____ RECORDS SHOWN

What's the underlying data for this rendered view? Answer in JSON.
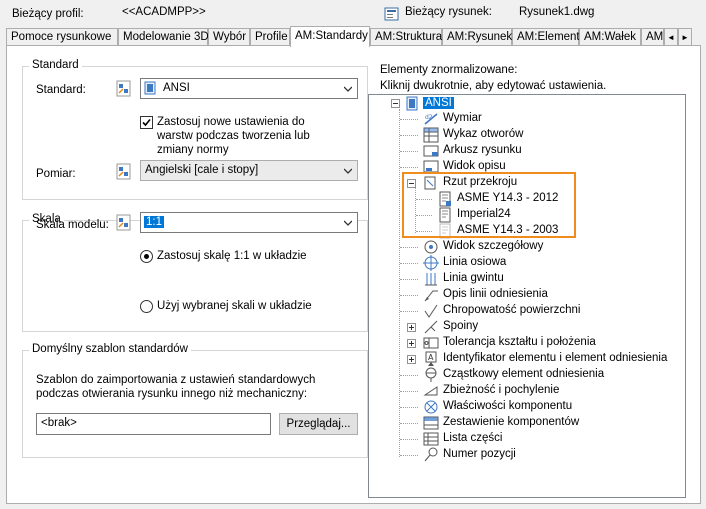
{
  "header": {
    "profile_label": "Bieżący profil:",
    "profile_value": "<<ACADMPP>>",
    "drawing_label": "Bieżący rysunek:",
    "drawing_value": "Rysunek1.dwg"
  },
  "tabs": [
    {
      "label": "Pomoce rysunkowe"
    },
    {
      "label": "Modelowanie 3D"
    },
    {
      "label": "Wybór"
    },
    {
      "label": "Profile"
    },
    {
      "label": "AM:Standardy"
    },
    {
      "label": "AM:Struktura"
    },
    {
      "label": "AM:Rysunek"
    },
    {
      "label": "AM:Element"
    },
    {
      "label": "AM:Wałek"
    },
    {
      "label": "AM"
    }
  ],
  "tab_scroll": {
    "left": "◄",
    "right": "►"
  },
  "standard_group": {
    "title": "Standard",
    "standard_label": "Standard:",
    "standard_value": "ANSI",
    "checkbox_label_1": "Zastosuj nowe ustawienia do",
    "checkbox_label_2": "warstw podczas tworzenia lub",
    "checkbox_label_3": "zmiany normy",
    "checkbox_checked": true,
    "measure_label": "Pomiar:",
    "measure_value": "Angielski [cale i stopy]"
  },
  "scale_group": {
    "title": "Skala",
    "model_scale_label": "Skala modelu:",
    "model_scale_value": "1:1",
    "radio_1": "Zastosuj skalę 1:1 w układzie",
    "radio_2": "Użyj wybranej skali w układzie"
  },
  "template_group": {
    "title": "Domyślny szablon standardów",
    "desc_1": "Szablon do zaimportowania z ustawień standardowych",
    "desc_2": "podczas otwierania rysunku innego niż mechaniczny:",
    "path_value": "<brak>",
    "browse_button": "Przeglądaj..."
  },
  "elements": {
    "title": "Elementy znormalizowane:",
    "hint": "Kliknij dwukrotnie, aby edytować ustawienia.",
    "root": "ANSI",
    "items": [
      "Wymiar",
      "Wykaz otworów",
      "Arkusz rysunku",
      "Widok opisu",
      "Rzut przekroju",
      "ASME Y14.3 - 2012",
      "Imperial24",
      "ASME Y14.3 - 2003",
      "Widok szczegółowy",
      "Linia osiowa",
      "Linia gwintu",
      "Opis linii odniesienia",
      "Chropowatość powierzchni",
      "Spoiny",
      "Tolerancja kształtu i położenia",
      "Identyfikator elementu i element odniesienia",
      "Cząstkowy element odniesienia",
      "Zbieżność i pochylenie",
      "Właściwości komponentu",
      "Zestawienie komponentów",
      "Lista części",
      "Numer pozycji"
    ]
  },
  "colors": {
    "highlight_box": "#f08c1e",
    "selection": "#0078d7"
  }
}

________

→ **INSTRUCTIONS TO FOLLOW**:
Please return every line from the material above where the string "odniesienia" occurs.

→ **WORKED SOLUTION**:
      "Opis linii odniesienia",
      "Identyfikator elementu i element odniesienia",
      "Cząstkowy element odniesienia",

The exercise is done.